I have again asked our vice president for senior services, Steve Steiber, Ph.D. to share a guest posting about some new research which studies what predicts cognitive decline. Steve has more than two decades experience in pharmaceutical and medical device consulting prior to joining CCM about ten years ago. He reports:
“Keep you r friends close, but your enemies even closer,” is advice that has most often been attributed to Sun Tzu, a Chinese military strategist of 6th and 5th century China. Maybe this is good advice for military matters, but researchers are finding increasing evidence that it is poor advice for mental matters. In fact having stressful friends as early as middle age is a statistical predictor of cognitive decline in later years.
Scientists at University College London report that negative interactions with others – which they characterize as “unpleasant social exchanges” – lead to declines in cognitive test scores over the ten-year period of their study. They actually measured the cognitive profiles of nearly 6,000 British civil servants over this period, and those with more negative social relationships reported even more rapid decline in their mental capabilities. Those in the top third of “negative associations” aged cognitively as much as a year more than those in the bottom third. The differences, while small, were statistically significant.
In parallel research recently reported by physicians at the Washington University School of Medicine in St. Louis, it is not just the “crabbiness” of others that can precipitate cognitive decline. These physicians were looking for leading indicators of Alzheimer’s Disease in more than 2400 patients in 34 Alzheimer’s Disease centers between 2005 and 2013. They tested patients for their functional capacity, general depression, a host of other neuropsychiatric conditions and dementia. The patients all started out “cognitively normal” on all these scales at the outset of the study.

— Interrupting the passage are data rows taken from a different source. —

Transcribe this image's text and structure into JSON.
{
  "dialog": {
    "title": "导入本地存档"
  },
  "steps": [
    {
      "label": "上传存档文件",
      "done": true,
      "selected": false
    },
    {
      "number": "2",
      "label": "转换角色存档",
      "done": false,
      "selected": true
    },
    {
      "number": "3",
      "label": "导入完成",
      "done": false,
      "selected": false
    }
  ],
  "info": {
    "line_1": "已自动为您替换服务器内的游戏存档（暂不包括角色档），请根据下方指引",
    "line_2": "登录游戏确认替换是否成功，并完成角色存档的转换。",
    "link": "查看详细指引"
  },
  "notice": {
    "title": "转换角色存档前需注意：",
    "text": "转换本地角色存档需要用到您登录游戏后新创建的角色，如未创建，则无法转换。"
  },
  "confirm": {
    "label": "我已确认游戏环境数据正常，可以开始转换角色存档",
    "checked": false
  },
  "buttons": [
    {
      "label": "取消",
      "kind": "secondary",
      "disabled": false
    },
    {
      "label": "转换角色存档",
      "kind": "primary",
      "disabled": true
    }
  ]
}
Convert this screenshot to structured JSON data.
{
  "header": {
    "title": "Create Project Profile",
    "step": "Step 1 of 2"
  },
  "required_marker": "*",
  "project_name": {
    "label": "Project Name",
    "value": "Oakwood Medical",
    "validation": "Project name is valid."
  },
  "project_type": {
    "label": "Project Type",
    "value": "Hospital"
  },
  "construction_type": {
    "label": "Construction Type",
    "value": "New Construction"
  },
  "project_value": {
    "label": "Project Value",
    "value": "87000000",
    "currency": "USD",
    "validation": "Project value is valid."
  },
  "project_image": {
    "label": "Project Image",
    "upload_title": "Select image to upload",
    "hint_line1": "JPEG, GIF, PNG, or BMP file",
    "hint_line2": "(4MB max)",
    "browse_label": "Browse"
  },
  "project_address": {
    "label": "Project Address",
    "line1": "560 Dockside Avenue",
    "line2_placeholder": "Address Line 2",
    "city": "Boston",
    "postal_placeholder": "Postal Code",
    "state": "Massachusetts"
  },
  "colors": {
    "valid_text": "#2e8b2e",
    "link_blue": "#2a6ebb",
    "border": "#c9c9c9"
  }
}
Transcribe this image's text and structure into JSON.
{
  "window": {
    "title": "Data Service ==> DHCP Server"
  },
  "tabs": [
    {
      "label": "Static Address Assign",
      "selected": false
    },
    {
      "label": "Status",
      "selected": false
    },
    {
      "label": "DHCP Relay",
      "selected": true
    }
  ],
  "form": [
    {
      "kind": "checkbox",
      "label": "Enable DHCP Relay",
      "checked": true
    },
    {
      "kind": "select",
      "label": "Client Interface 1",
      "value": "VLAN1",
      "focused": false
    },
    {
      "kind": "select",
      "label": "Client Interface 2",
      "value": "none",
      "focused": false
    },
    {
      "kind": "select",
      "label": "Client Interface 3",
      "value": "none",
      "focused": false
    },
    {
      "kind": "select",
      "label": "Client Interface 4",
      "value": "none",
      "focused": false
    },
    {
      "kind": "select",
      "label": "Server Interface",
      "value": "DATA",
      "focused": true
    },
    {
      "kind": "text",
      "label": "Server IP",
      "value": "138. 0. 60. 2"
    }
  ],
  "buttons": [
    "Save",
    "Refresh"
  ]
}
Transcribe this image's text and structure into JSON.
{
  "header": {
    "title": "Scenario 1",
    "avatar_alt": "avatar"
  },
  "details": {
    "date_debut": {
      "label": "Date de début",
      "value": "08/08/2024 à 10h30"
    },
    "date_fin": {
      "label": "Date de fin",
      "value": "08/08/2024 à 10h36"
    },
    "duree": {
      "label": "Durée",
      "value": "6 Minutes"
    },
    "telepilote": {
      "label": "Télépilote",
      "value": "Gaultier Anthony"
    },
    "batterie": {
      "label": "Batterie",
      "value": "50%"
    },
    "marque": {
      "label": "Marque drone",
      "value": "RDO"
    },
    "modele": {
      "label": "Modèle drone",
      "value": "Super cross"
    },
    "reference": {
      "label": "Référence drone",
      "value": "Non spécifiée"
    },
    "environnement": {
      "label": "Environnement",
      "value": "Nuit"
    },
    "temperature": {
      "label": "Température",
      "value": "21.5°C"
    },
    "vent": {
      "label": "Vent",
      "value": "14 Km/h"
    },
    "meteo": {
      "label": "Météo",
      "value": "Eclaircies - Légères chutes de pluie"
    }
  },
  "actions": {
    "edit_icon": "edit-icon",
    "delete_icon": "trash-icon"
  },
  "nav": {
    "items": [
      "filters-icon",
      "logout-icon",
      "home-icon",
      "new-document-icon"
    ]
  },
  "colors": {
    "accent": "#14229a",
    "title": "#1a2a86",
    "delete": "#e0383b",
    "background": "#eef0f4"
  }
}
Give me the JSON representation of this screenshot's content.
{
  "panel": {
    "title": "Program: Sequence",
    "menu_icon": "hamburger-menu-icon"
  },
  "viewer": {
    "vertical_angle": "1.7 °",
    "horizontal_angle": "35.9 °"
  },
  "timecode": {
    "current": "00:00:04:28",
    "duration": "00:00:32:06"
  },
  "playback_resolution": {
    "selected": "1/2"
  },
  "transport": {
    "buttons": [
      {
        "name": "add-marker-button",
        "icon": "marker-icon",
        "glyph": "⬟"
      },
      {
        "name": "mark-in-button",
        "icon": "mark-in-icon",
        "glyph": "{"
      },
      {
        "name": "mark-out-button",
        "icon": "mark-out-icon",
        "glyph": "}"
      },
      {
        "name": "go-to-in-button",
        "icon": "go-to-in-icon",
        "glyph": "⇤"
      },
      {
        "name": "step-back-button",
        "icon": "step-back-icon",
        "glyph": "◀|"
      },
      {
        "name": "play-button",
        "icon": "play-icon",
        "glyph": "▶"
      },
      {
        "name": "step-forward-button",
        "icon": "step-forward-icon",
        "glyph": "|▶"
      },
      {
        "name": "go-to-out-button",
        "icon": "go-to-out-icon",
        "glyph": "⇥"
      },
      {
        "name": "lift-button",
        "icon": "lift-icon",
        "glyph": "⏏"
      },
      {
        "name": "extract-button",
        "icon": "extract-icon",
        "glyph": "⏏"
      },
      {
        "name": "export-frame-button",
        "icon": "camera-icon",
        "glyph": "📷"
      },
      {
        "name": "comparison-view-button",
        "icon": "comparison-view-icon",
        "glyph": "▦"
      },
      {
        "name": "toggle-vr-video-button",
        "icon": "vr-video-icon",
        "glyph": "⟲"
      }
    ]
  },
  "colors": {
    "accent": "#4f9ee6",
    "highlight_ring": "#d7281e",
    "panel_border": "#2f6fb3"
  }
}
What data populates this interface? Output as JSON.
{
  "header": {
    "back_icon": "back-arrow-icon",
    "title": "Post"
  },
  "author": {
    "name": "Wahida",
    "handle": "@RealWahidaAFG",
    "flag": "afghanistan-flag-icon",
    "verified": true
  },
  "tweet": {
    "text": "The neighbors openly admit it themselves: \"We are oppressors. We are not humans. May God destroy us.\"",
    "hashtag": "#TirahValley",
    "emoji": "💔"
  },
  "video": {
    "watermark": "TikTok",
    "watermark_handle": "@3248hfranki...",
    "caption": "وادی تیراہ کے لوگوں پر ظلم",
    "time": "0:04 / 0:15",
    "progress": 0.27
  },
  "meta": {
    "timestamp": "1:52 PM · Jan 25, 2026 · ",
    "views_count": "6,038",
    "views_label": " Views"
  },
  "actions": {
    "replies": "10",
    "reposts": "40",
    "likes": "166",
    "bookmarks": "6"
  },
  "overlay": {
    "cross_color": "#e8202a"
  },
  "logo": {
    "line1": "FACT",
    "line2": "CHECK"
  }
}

They found that irritability, depression and disturbances in nighttime sleep patterns preceded mental decline in these patients. But it got even more granular than that. It was like following a road map with first, irritability, depression, and nighttime behavioral changes; these were followed by anxiety, appetite changes, agitation, and apathy. Last came elation and motor disturbances which were followed by hallucinations, delusions, and disinihibition. Rather startling.
What do we take away from these findings? First, we should not make any sweeping generalizations without more research to corroborate what these researchers have found. But at the very least, it suggests that if you have a loved one who is middle age or older, be aware of the people whose company they keep. It is not mentally healthy to immerse oneself or your loved one in the company of irritating people. (Maybe that is good advice for us all, regardless.) The second research suggests that we perhaps can seek professional help earlier with symptoms that may precede forgetfulness or other cognitive decline. The list is here. Take seriously the signs of melancholy or poor sleep patterns or changes in mood or appetite. And if a loved one shows consistent signs of irritability, it may be more than their impatience.
At the most general, think of these bodies of research to be not unlike the research we have always seen about diet and exercise along with not smoking. The research here, however, is not about physical health; it is mental health we can safeguard with better vigilance.
Charlotte Bishop is a Geriatric Care Manager and founder of Creative Care Management, certified professionals who are geriatric advocates, resources, counselors and friends to older adults and their families in metropolitan Chicago. Please email your questions to email@example.com.